Federal parliament will be open for business for the first time in 10 weeks from Monday, although how the two-week sitting will operate will be far from normal.
Members of parliament will for the first time be able to take part in debates and question time via video link under a plan agreed between the major parties.
The House of Representatives and Senate will sit under strict rules covering hygiene and distancing, Parliament House won’t be open to the public and there will be a limit on staffers and others entering the building.
Behind the scenes of Parliament House and in the public areas of the vast building, politicians and their staffers, journalists and parliamentary workers are recommended to wear masks.
That is despite the wearing of masks not being mandatory in the ACT but comes at the request of Acting Chief Medical Officer Paul Kelly, who is showing an “abundance of caution”.
The two-week sitting that was due to start from August 4 was cancelled because of the outbreak of COVID-19 in Victoria.
For this sitting, Leader of the House Christian Porter has agreed a video option would be available to MPs who can satisfy Speaker Tony Smith they are unable to attend in person.
They must be able to show the coronavirus pandemic had made it “essentially impossible, unreasonably impracticable, or would give rise to an unreasonable risk for the member to physically attend”.

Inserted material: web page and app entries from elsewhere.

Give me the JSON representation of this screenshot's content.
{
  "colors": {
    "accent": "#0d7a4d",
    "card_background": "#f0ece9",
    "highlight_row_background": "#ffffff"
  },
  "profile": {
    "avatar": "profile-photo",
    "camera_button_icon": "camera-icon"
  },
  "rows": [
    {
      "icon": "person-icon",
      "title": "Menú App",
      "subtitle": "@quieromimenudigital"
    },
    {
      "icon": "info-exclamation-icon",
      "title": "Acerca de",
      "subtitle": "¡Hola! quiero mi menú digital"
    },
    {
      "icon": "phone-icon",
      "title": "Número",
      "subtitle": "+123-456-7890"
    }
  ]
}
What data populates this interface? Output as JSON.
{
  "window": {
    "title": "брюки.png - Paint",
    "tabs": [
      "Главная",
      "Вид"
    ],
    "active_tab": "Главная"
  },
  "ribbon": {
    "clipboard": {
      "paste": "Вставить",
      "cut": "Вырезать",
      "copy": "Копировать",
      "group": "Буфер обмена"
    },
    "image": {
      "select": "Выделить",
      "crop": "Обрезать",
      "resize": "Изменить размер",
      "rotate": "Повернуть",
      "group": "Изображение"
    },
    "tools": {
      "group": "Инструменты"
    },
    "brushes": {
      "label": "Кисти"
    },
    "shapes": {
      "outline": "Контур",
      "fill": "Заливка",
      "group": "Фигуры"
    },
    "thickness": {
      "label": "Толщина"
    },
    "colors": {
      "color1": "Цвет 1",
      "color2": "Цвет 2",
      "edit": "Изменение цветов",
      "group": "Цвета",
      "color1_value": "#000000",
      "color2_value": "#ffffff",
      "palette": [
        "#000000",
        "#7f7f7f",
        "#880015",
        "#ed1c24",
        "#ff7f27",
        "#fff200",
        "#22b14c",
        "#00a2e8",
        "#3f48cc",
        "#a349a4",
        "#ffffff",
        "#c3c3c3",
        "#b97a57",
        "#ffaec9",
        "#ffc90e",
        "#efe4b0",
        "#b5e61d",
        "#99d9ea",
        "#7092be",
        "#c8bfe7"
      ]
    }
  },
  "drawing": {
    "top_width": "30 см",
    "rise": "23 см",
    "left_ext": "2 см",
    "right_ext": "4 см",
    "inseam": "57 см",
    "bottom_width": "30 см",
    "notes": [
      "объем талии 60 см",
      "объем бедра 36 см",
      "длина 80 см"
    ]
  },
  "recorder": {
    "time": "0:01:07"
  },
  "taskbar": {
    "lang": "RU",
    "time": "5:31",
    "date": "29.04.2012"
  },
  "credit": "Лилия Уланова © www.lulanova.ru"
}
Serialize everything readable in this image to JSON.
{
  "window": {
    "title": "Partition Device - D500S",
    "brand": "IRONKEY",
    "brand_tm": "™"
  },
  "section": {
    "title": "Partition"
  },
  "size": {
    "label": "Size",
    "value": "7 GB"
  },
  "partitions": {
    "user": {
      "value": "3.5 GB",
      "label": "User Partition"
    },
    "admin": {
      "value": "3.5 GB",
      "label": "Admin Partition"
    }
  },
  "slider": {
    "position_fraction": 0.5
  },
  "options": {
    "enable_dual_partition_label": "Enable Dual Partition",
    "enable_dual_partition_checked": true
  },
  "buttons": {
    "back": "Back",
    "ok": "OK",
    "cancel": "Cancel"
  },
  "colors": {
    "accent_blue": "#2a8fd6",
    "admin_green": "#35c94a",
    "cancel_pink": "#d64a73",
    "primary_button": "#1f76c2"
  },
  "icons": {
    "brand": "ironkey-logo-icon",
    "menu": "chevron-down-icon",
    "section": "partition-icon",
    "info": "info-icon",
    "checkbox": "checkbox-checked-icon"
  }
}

They will have to dial in on a secure line from a parliamentary or an electorate office and will be able to contribute to debates and ask questions during question time, with 15 minutes notice given to the chair.
But all voting will be done in person by those who travel to Canberra and the remote members won’t be able to second motions or move amendments to a motion or bill.
On the agenda
The Senate’s rules for video calls, based on a procedures committee report tabled in parliament on Friday, won’t be approved until senators sit on Monday morning.
The committee recommended senators be able to remotely take part in proceedings if they can’t get to Canberra due to travel restrictions, quarantine requirements or personal health advice.
Senators will be able to speak on bills and move amendments in the “committee stage”.
On the agenda is expected to be a bill to extend the time frame for, but cut the level of, the multibillion-dollar JobKeeper wage subsidy and JobSeeker welfare benefits.
The Senate is scheduled to debate bills dealing with paid pandemic leave, native title, the research and development tax incentive, payment times for businesses, ASIO powers, superannuation and training.
Former Greens leader Richard Di Natale will deliver his valedictory speech via video link on Tuesday.
The House of Representatives will debate laws dealing with family assistance, dairy cattle export charge, superannuation, land rights, veterans’ wellbeing and the ABC.